I was recently debugging an installation of our niteoweb.click2sell and had the need for more verbose error handling. After adding support for it in the code I wondered if and how I should test what was written to the log under different scenarios. The final result of my research looks like this:

  • Create a logger handler that stores all records in a list.
  • Add this handler to the logger on layer setup.
  • Use it in tests to assert log output.
  • Reset its list on test teardown.

First, let’s look at the code for the logger handler, that you would likely put in the same module as where you define your test cases and such (base.py in my case):

class MockedLoggingHandler(logging.Handler):

    debug = []
    warning = []
    info = []
    error = []

    def emit(self, record):
        getattr(self.__class__, record.levelname.lower()).append(record.getMessage())

    @classmethod
    def reset(cls):
        for attr in dir(cls):
            if isinstance(getattr(cls, attr), list):
                setattr(cls, attr, [])

Now, assuming you use plone.app.testing, add the following lines somewhere in your layer setup (setUpPloneSite() in my case):

logger = logging.getLogger('your.package')
logger.addHandler(MockedLoggingHandler())

You are ready to assert log output in your tests:

def test_log_output(self):
    some_method_that_prints_to_log()
    from your.package.tests.base import MockedLoggingHandler as logger
    self.assertEqual(logger.error[0], "Error occured!")

Finally, remember to clear the list of log records in your test teardown:

def tearDown(self):
    logger.reset()

To see this code in a context of a working package, take a peek into niteoweb.click2sell’s tests.

Happy testing!

Testing memoized methods

For a recent Plone project we needed to write unit tests for methods that were using plone.memoize for caching return values.

With a standard Plone’s PloneTestCase I got the following error:

Error in test test_main_image (niteoweb.elcond.tests.test_stol.TestContent)
Traceback (most recent call last):
 File "/Users/zupo/work/python/parts/opt/lib/python2.6/unittest.py", line 279, in run
 testMethod()
 File "/Users/zupo/work/niteoweb.elcond/src/niteoweb/elcond/tests/test_stol.py", line 75, in test_main_image
 image = self.portal.stol.main_image()
 File "/Users/zupo/work/niteoweb.elcond/src/niteoweb/elcond/content/stol.py", line 91, in main_image
 images = self.images(sort_limit=1)
 File "/Users/zupo/.buildout/eggs/plone.memoize-1.1-py2.6.egg/plone/memoize/view.py", line 21, in memogetter
 annotations = IAnnotations(request)
TypeError: ('Could not adapt', None, <InterfaceClass zope.annotation.interfaces.IAnnotations>)

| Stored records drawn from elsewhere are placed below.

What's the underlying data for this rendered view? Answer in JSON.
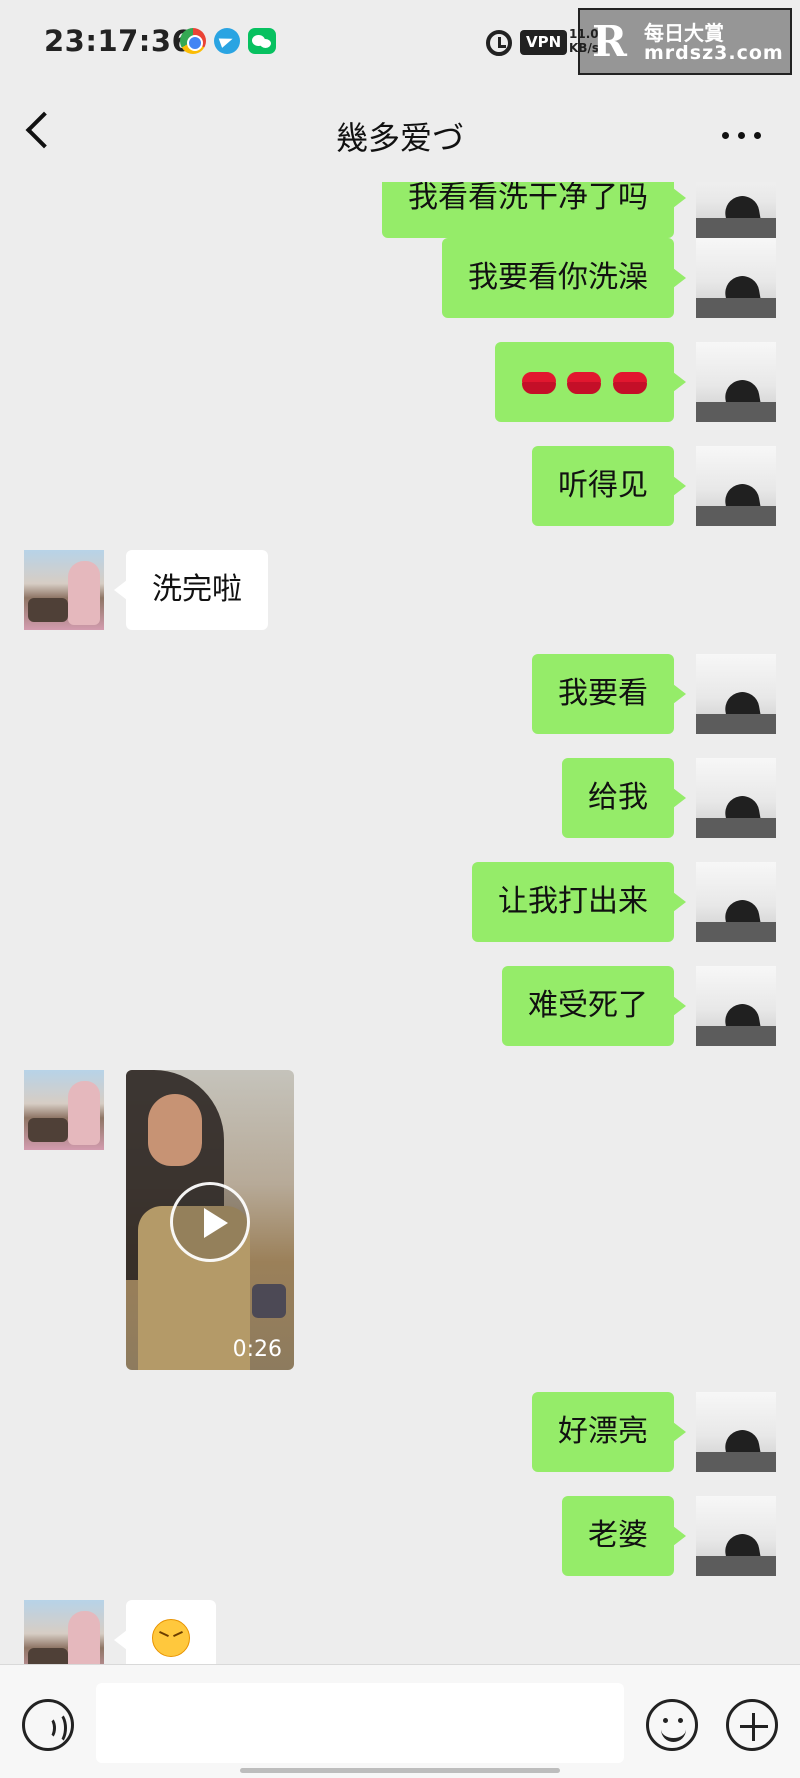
{
  "status_bar": {
    "time": "23:17:36",
    "vpn": "VPN",
    "network_speed": "11.0 KB/s",
    "watermark": {
      "logo": "R",
      "title": "每日大賞",
      "url": "mrdsz3.com"
    }
  },
  "nav": {
    "title": "幾多爱づ",
    "back_icon": "back-icon",
    "more_icon": "more-icon"
  },
  "messages": [
    {
      "sender": "self",
      "text": "我看看洗干净了吗",
      "partially_visible": true
    },
    {
      "sender": "self",
      "text": "我要看你洗澡"
    },
    {
      "sender": "self",
      "emoji": [
        "lips",
        "lips",
        "lips"
      ]
    },
    {
      "sender": "self",
      "text": "听得见"
    },
    {
      "sender": "other",
      "text": "洗完啦"
    },
    {
      "sender": "self",
      "text": "我要看"
    },
    {
      "sender": "self",
      "text": "给我"
    },
    {
      "sender": "self",
      "text": "让我打出来"
    },
    {
      "sender": "self",
      "text": "难受死了"
    },
    {
      "sender": "other",
      "type": "video",
      "duration": "0:26"
    },
    {
      "sender": "self",
      "text": "好漂亮"
    },
    {
      "sender": "self",
      "text": "老婆"
    },
    {
      "sender": "other",
      "emoji": "tired-face"
    }
  ],
  "input_bar": {
    "voice_icon": "voice-icon",
    "emoji_icon": "emoji-icon",
    "plus_icon": "plus-icon"
  },
  "colors": {
    "chat_background": "#ededed",
    "self_bubble": "#95ec69",
    "other_bubble": "#ffffff"
  }
}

The cause of the problem is that TestRequest (used by PloneTestCase) does not allow IAnnotations adapter to store data in an attribute named __annotations__. The solution is to add the lines below to afterSetUp() method of your TestCase.

from zope.annotation.interfaces import IAttributeAnnotatable
from zope.interface import directlyProvides
from zope.publisher.browser import TestRequest

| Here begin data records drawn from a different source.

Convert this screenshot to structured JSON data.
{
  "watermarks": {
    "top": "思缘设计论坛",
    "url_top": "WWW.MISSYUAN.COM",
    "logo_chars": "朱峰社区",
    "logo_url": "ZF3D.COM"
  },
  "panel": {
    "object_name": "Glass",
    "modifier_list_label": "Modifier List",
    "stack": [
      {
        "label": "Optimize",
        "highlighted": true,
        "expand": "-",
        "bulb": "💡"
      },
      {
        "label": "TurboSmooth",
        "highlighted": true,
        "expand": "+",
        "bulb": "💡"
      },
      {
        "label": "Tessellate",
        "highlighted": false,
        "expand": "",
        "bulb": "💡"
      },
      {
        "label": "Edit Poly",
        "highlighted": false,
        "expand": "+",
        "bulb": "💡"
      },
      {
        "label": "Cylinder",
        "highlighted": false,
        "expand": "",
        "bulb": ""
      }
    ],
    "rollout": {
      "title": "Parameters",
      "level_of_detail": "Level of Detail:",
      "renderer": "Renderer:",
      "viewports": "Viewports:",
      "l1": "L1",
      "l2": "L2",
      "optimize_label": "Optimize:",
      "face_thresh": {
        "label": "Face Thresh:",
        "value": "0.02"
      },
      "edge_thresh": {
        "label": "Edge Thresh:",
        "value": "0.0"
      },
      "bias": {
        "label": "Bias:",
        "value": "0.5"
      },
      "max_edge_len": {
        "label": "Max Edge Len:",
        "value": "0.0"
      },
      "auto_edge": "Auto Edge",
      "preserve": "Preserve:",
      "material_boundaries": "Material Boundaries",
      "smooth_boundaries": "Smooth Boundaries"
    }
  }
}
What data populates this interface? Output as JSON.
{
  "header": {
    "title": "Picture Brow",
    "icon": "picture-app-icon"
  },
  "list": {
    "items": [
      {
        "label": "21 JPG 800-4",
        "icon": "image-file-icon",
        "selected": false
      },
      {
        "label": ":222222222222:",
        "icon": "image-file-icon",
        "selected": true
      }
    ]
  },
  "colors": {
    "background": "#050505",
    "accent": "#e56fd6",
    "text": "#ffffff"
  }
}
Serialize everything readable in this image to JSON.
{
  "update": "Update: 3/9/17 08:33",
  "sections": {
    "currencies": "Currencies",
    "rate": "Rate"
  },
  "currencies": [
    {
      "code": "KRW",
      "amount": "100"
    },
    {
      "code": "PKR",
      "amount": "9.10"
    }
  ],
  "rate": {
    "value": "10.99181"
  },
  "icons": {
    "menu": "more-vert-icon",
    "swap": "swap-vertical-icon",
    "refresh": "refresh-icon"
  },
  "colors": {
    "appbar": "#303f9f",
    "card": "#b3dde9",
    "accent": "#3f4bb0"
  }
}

request = TestRequest()
directlyProvides(request, IAttributeAnnotatable)

Testing session in Plone 3.3

Yesterday, while I was working on LifeInLjubljana.si, I had to test if some data was correctly written to Plone’s session. I couldn’t use the standard ptc.FunctionalTestCase test case as it does not have a session and I would get errors like this:

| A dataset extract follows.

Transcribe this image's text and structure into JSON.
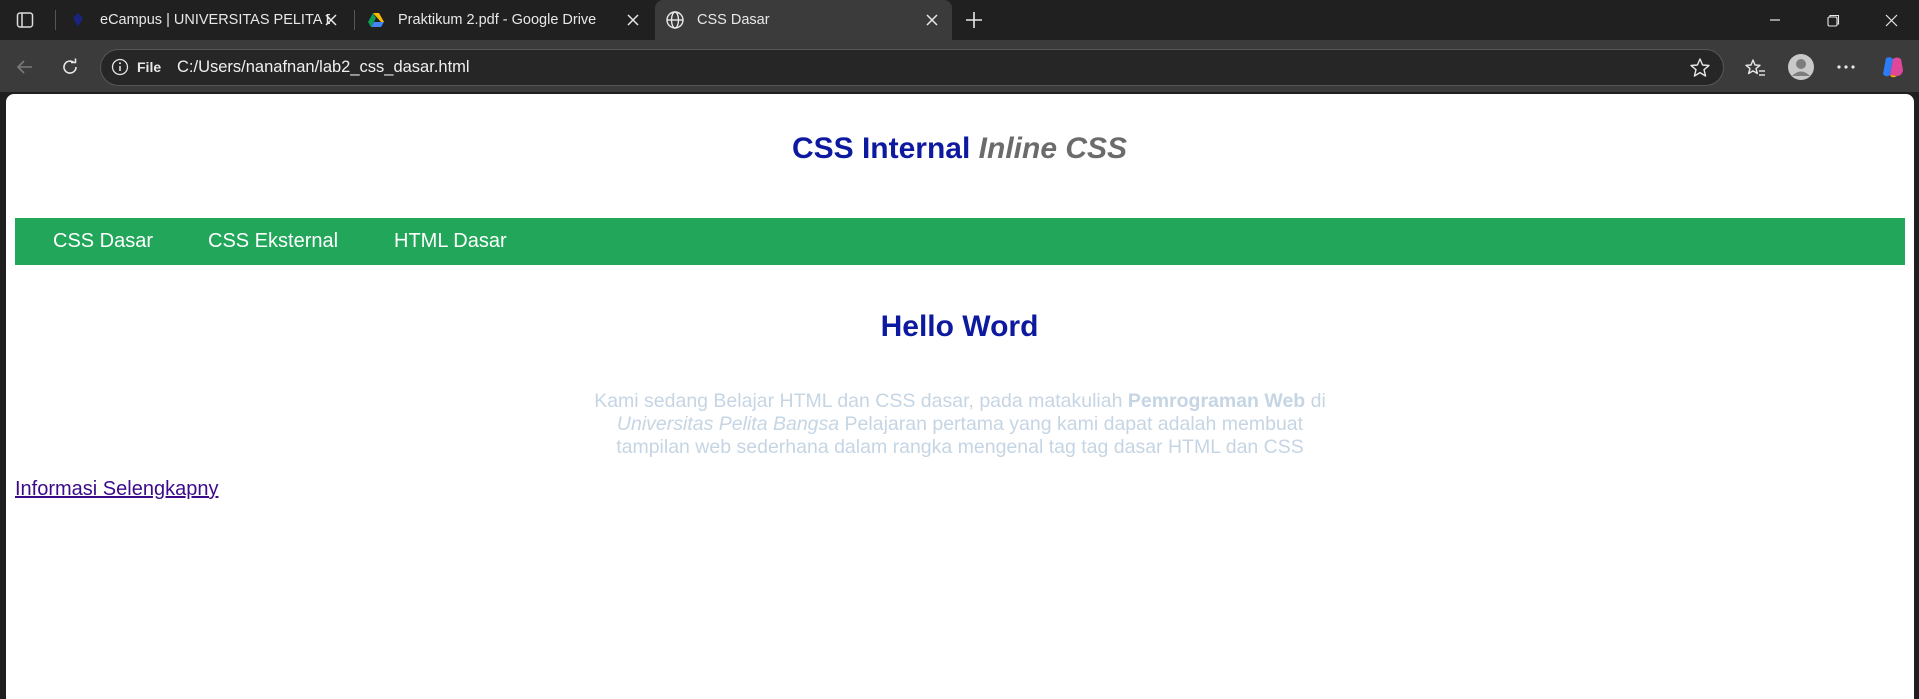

(Pdb) self.context.session_data_manager
*** AttributeError: session_data_manager
(Pdb) self.context.REQUEST.SESSION
*** AttributeError: SESSION

Following a tip on the Plone-Users mailing list and some trail-and-error I have come up with a solution. Below is my test case with which I can build functional tests for sessions:

class SessionFunctionalTestCase(ptc.FunctionalTestCase):
    """ We use this base class for all the session-related tests in this package. """
    
    def afterSetUp(self):
        # Set up sessioning objects
        ztc.utils.setupCoreSessions(self.app)

    class Session(dict):
        def set(self, key, value):
            self[key] = value

    def _setup(self):
        ptc.FunctionalTestCase._setup(self)
        self.app.REQUEST['SESSION'] = self.Session()